Capital News Service
LANSING – If you drive or travel on Michigan roads, you know that they’re not in the best of shape. As discussions about automated vehicles increasingly appear in the news, cars and tech enthusiasts may be wondering: If we can’t build roads without potholes, how do we build them for automated cars?
Or: Are Michigan roads ready to accommodate self-driving cars?
“On one level, yes, the roads are ready because those vehicles will have to work on the roads that we have,” said Richard Wallace, director of the Transportation Systems Analysis group within the Center for Automotive Research in Ann Arbor.
“The driver has to be capable,” Wallace said, referring to the computer system that will pilot automated cars through artificial intelligence, or AI. “That’s why you have driving tests, and we will need some sort of equivalence for AI systems.”
In 2013, Michigan became the fourth U.S. state to regulate the testing of automated vehicles. The legislation was updated in 2016 and manufacturers and suppliers of automated vehicle technology could now test pilot automated cars on public roads. Since then, GM and Google’s automated cars unit – Waymo – have been testing some of their automated vehicles in Michigan.
“A highly automated vehicle can travel across the country, and it uses its sensors to detect pavement markings, signs, physical objects along the road and compares it to its [high-definition] map for comparison to assure itself of its location,” said Kirk Steudle, director of the Department of Transportation.
Steudle said automated vehicles can drive on Michigan’s roads as they are today. However, he said, new technologies should be added to new infrastructure projects.
Wallace said infrastructure needs to adapt to the way automated cars will navigate, because our current signage and lane markings have all been built on the premise of human drivers.
“The way to tell an automated vehicle that the speed limit is 65 is probably not a big white sign with black letters that says 65 on it, that’s not optimal for computer understanding,” Wallace said.
To help meet new automation needs, “public agencies can initially focus on pavement marking quality and technology upgrades to traffic signals when they are being replaced to allow for future adaption,” Steudle said.
Wallace suggested that one way to communicate with automated vehicles on the road will be to put a readable code on the side of the road, or a digital signature emitting a pulse that can be read wirelessly, telling an automated car that 65 is the speed limit.
“At some point, five or 10 years from now, while we have both human and computer driving vehicles, we will need both the sign that says 65 and the digital signature that says 65 to the computer,” Wallace said.
In addition to making roads ready for automated vehicles, Wallace said we need to be sure automated vehicles are ready to be on the road. Wallace said the technology has a ways to go.
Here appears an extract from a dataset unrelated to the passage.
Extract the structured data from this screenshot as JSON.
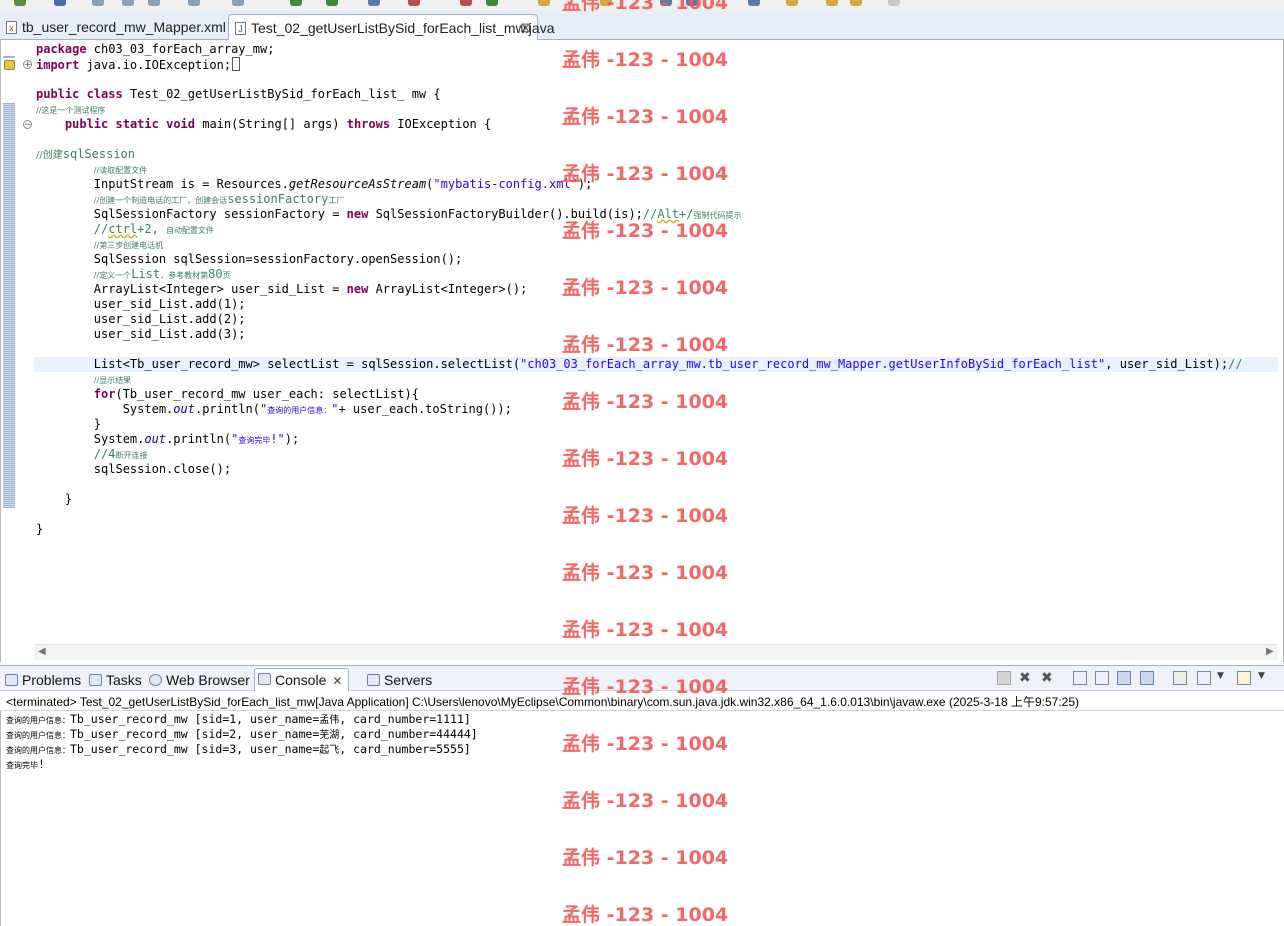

“I don’t think we are completely ready to have empty vehicles out there. We’re still testing them with humans to see whether they’re ready and unfortunately that’s not perfect either,” Wallace said. “I don’t think it’s going to happen tomorrow but it might happen in one year.”
Wallace also said our regulations, law and liability regime are not ready either. Referring to a recent accident in Arizona, where an Uber automated vehicle crushed a pedestrian, he said:
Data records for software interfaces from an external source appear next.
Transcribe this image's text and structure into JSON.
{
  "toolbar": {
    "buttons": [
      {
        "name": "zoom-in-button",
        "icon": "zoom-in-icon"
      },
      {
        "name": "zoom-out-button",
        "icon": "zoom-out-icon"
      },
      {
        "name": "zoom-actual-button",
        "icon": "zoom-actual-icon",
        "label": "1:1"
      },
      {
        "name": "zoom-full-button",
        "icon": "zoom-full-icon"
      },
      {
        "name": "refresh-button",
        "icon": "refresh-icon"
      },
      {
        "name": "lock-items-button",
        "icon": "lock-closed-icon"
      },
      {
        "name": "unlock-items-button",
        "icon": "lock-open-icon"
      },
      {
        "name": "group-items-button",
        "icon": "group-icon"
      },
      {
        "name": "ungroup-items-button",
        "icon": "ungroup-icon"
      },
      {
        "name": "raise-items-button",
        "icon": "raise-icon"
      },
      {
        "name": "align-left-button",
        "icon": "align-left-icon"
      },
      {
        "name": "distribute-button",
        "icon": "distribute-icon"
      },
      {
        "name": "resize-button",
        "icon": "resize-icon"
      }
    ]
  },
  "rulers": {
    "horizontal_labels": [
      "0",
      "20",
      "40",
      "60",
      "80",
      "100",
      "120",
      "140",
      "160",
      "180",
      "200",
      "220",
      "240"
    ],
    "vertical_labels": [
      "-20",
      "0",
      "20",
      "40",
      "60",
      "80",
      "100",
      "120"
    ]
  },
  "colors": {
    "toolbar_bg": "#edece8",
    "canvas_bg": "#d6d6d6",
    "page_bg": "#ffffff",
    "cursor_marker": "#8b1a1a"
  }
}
“We don’t really know who’s going to get the liability here. Is it Uber, the driver that was behind the wheel but didn’t react? Some people are saying it’s the woman’s fault, did she jaywalk? I think our legal frameworks are going to have to change.”
How soon automated cars show up on our roads will largely depend on lawmakers. The federal government is working on a certification of Artificial Intelligence systems for driving vehicles, but Wallace said progress is slow.
One of the things that proponents of automated vehicles champion is safety. Steudle said in order to achieve those safety and congestion benefits, the vehicles will need to communicate better with each other and the infrastructure.
By Gloria Nzeka